- Turn on the vehicle and leave it running to determine if there’s still an idle issue. The idle control valve is likely working if the engine idle is consistent.
However, if there’s a fluctuating idle speed, it means the idle control valve still isn’t working. So they’ll replace it.
C. Replace the Idle Air Control Valve
Here’s how to replace the idle air control valve:
- Locate the idle air control valve and use a wrench to detach any parts in the way. It’s typically found within the throttle body.
- Unplug the electrical connector.
- Remove the gasket and old idle air control valve.
- Attach the new idle control valve to the throttle body.
- Attach the electrical connector and any other previously removed components.
Still have some questions about your faulty idle control valve?
Let’s clear up any concerns.
4 FAQs on Bad Idle Air Control Valves
Here are the answers to some common questions regarding a bad idle control valve:
1. What Causes a Bad Idle Air Control Valve?
There are three primary reasons an IAC valve goes bad:
- Dirt and debris buildup: The most common cause of a bad IAC valve is dirt and debris accumulation or carbon buildup. It happens due to poor quality fuel and lack of maintenance.
- Electrical problems: The engine control module (ECM) controls the IAC valve using electric signals. If the electrical connections of the ECM malfunction, the IAC valve won’t work properly.
- Faulty engine control module: A damaged engine control unit may send the wrong signals, causing the valve to malfunction.
2. Can You Continue Driving with a Bad Idle Air Control Valve?
While you may be able to drive your car with a faulty idle control valve, it’s best to avoid it. Generally, you should minimize driving as soon as your Check Engine Light comes on.
Besides the illuminated Check Engine Light, a bad idle control valve can lead to car stalling, which can be dangerous if you are on a high-traffic, fast-moving route.
3. How Do You Prevent Idle Air Control Valve Issues?
Routine maintenance ensures the longevity of your idle control valve and reduces the likelihood of any idle issue.
Moreover, most problems stem from debris buildup. So, regularly cleaning the idle control valve with a carb cleaner helps prevent an idle problem.

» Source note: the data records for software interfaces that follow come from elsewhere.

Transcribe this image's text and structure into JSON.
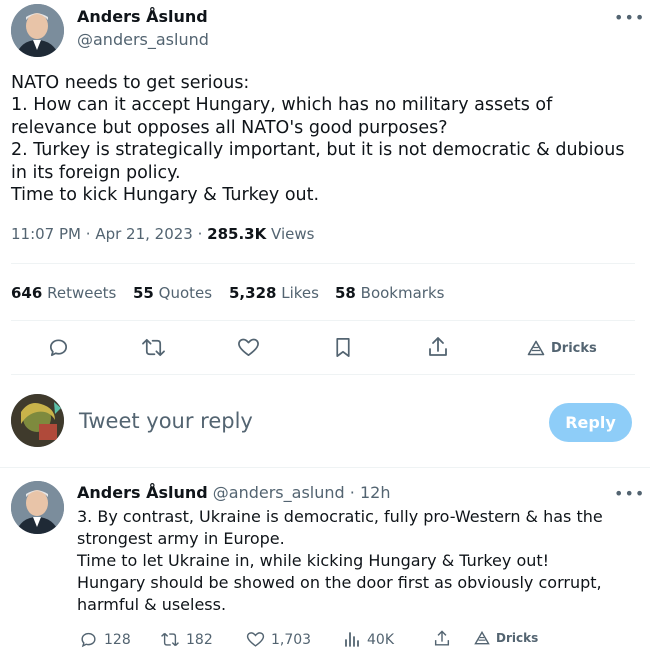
{
  "main_tweet": {
    "author_name": "Anders Åslund",
    "handle": "@anders_aslund",
    "text": "NATO needs to get serious:\n1. How can it accept Hungary, which has no military assets of relevance but opposes all NATO's good purposes?\n2. Turkey is strategically important, but it is not democratic & dubious in its foreign policy.\nTime to kick Hungary & Turkey out.",
    "time": "11:07 PM",
    "date": "Apr 21, 2023",
    "views_count": "285.3K",
    "views_label": "Views",
    "stats": {
      "retweets_count": "646",
      "retweets_label": "Retweets",
      "quotes_count": "55",
      "quotes_label": "Quotes",
      "likes_count": "5,328",
      "likes_label": "Likes",
      "bookmarks_count": "58",
      "bookmarks_label": "Bookmarks"
    },
    "actions": {
      "dricks_label": "Dricks"
    }
  },
  "composer": {
    "placeholder": "Tweet your reply",
    "reply_button": "Reply"
  },
  "reply_tweet": {
    "author_name": "Anders Åslund",
    "handle": "@anders_aslund",
    "age": "12h",
    "text": "3. By contrast, Ukraine is democratic, fully pro-Western & has the strongest army in Europe.\nTime to let Ukraine in, while kicking Hungary & Turkey out!\nHungary should be showed on the door first as obviously corrupt, harmful & useless.",
    "actions": {
      "replies": "128",
      "retweets": "182",
      "likes": "1,703",
      "views": "40K",
      "dricks_label": "Dricks"
    }
  },
  "colors": {
    "text": "#0f1419",
    "muted": "#536471",
    "divider": "#eff3f4",
    "reply_button_disabled": "#8ecdf8"
  },
  "icons": [
    "more-icon",
    "reply-icon",
    "retweet-icon",
    "like-icon",
    "bookmark-icon",
    "share-icon",
    "dricks-icon",
    "views-icon"
  ]
}
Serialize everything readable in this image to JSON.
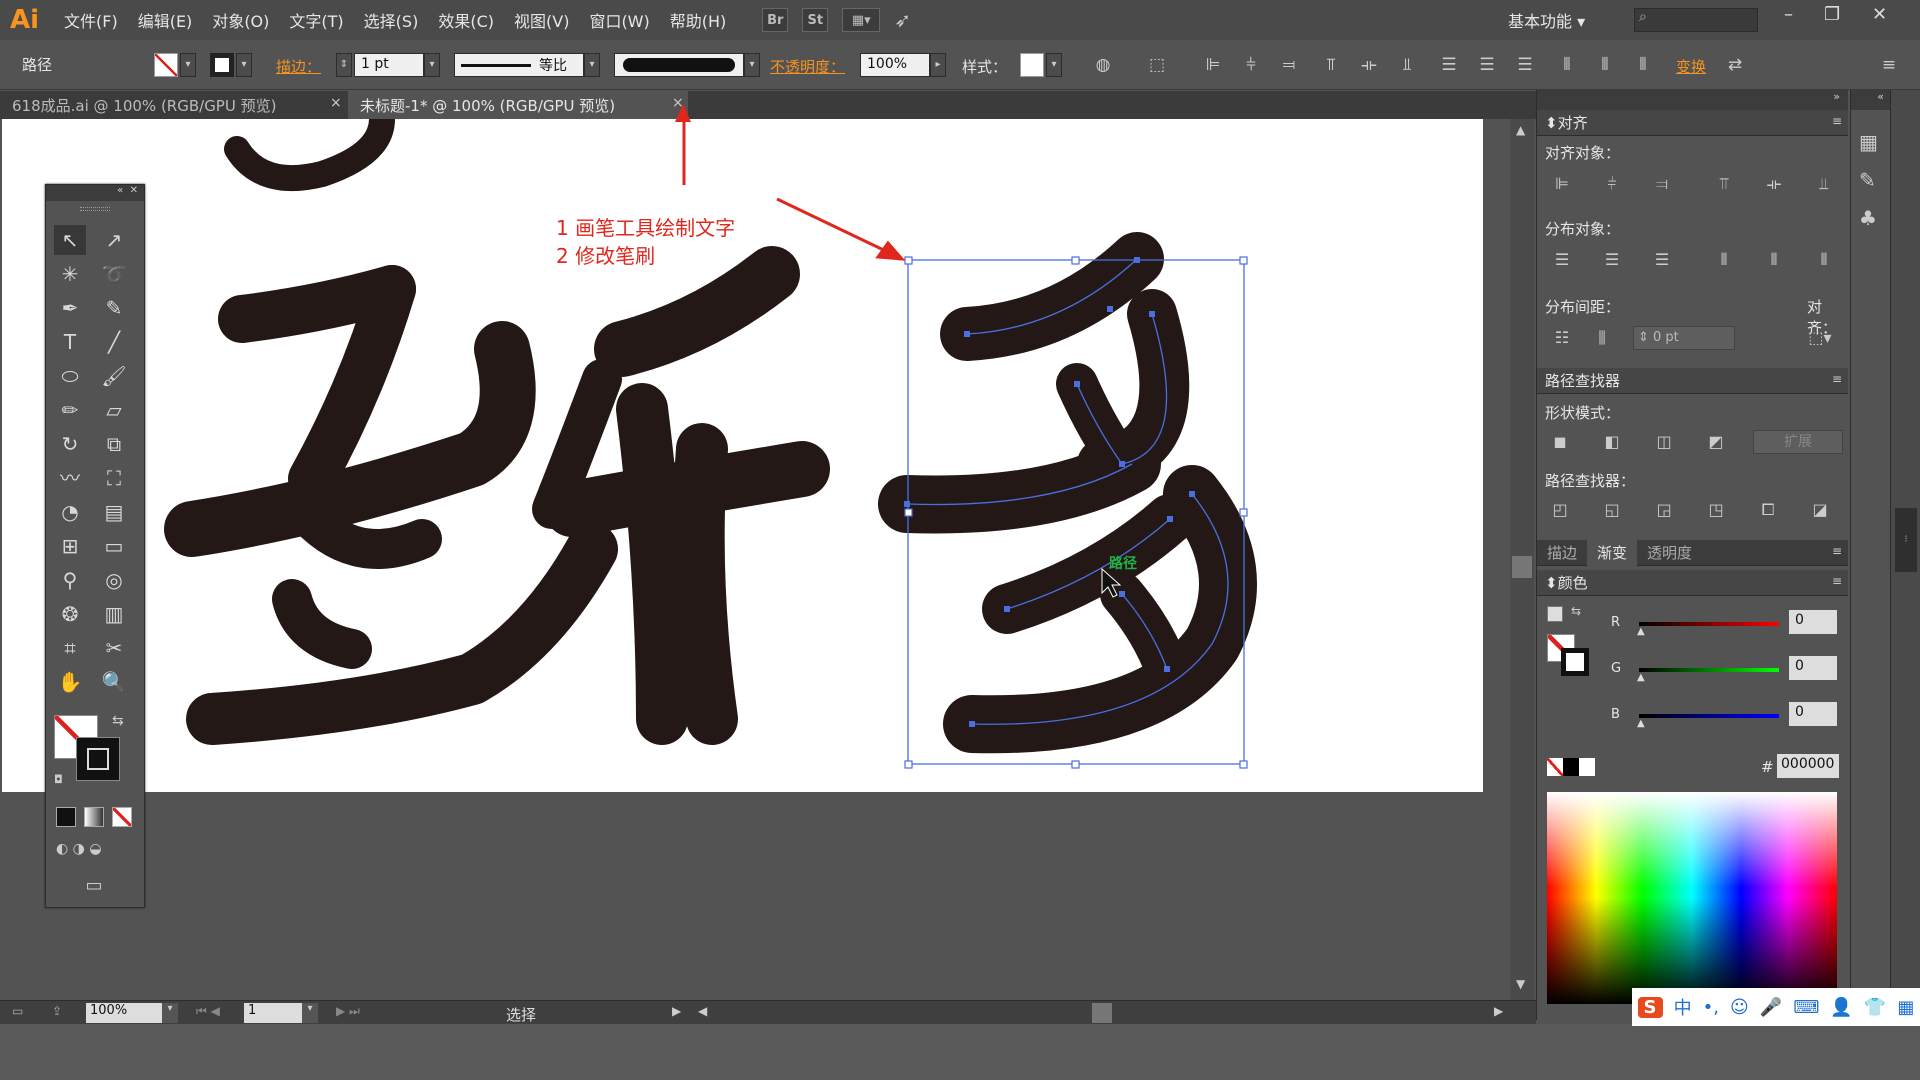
{
  "app": {
    "logo": "Ai"
  },
  "menu": [
    "文件(F)",
    "编辑(E)",
    "对象(O)",
    "文字(T)",
    "选择(S)",
    "效果(C)",
    "视图(V)",
    "窗口(W)",
    "帮助(H)"
  ],
  "menubar_buttons": {
    "br": "Br",
    "st": "St"
  },
  "workspace": "基本功能",
  "controlbar": {
    "object_type": "路径",
    "stroke_label": "描边：",
    "stroke_value": "1 pt",
    "profile_label": "等比",
    "opacity_label": "不透明度：",
    "opacity_value": "100%",
    "style_label": "样式：",
    "transform_label": "变换"
  },
  "tabs": [
    {
      "label": "618成品.ai @ 100% (RGB/GPU 预览)",
      "active": false
    },
    {
      "label": "未标题-1* @ 100% (RGB/GPU 预览)",
      "active": true
    }
  ],
  "annotation": {
    "line1": "1 画笔工具绘制文字",
    "line2": "2 修改笔刷"
  },
  "hover_label": "路径",
  "statusbar": {
    "zoom": "100%",
    "page": "1",
    "mode": "选择"
  },
  "align_panel": {
    "title": "对齐",
    "align_objects": "对齐对象：",
    "distribute_objects": "分布对象：",
    "distribute_spacing": "分布间距：",
    "align_to": "对齐：",
    "spacing_value": "0 pt"
  },
  "pathfinder_panel": {
    "title": "路径查找器",
    "shape_modes": "形状模式：",
    "expand": "扩展",
    "pathfinders": "路径查找器："
  },
  "tabs2": [
    "描边",
    "渐变",
    "透明度"
  ],
  "color_panel": {
    "title": "颜色",
    "r_label": "R",
    "r_value": "0",
    "g_label": "G",
    "g_value": "0",
    "b_label": "B",
    "b_value": "0",
    "hash": "#",
    "hex": "000000"
  },
  "ime": {
    "lang": "中"
  },
  "colors": {
    "accent": "#f7931e",
    "selection": "#4a6fe0",
    "annotation": "#e0271d",
    "glyph": "#231815"
  }
}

But, if you notice irregular engine idle speed or other symptoms of a bad idle air control valve, get your vehicle checked immediately to prevent the issue from worsening.
4. How Much Does a Bad Idle Air Control Valve Replacement Cost?
Typically, you’ll spend $70 to $400 on an idle control valve. Replacing a bad IAC also incurs additional labor costs, typically between $50 to $100.
Keep Your Engine Running Smoothly with AutoNation Mobile Service
There are several tell-tale signs of a bad IAC valve, including an activated Check Engine Light, rough idling, abnormal idle speed, and car stalling. These bad IAC symptoms can harm your vehicle’s performance and engine health, potentially putting you in danger.
So why not contact a mobile mechanic from AutoNation Mobile Service to resolve IACV issues in your driveway?
Our expert mechanics can perform an IAC valve replacement for vehicles of any make, be it Ford, Honda, or Toyota. We also offer easy online bookings, are available seven days a week, and provide a 12-month | 12,000-mile warranty on all auto repairs.
Contact us today for all your auto repair and maintenance needs.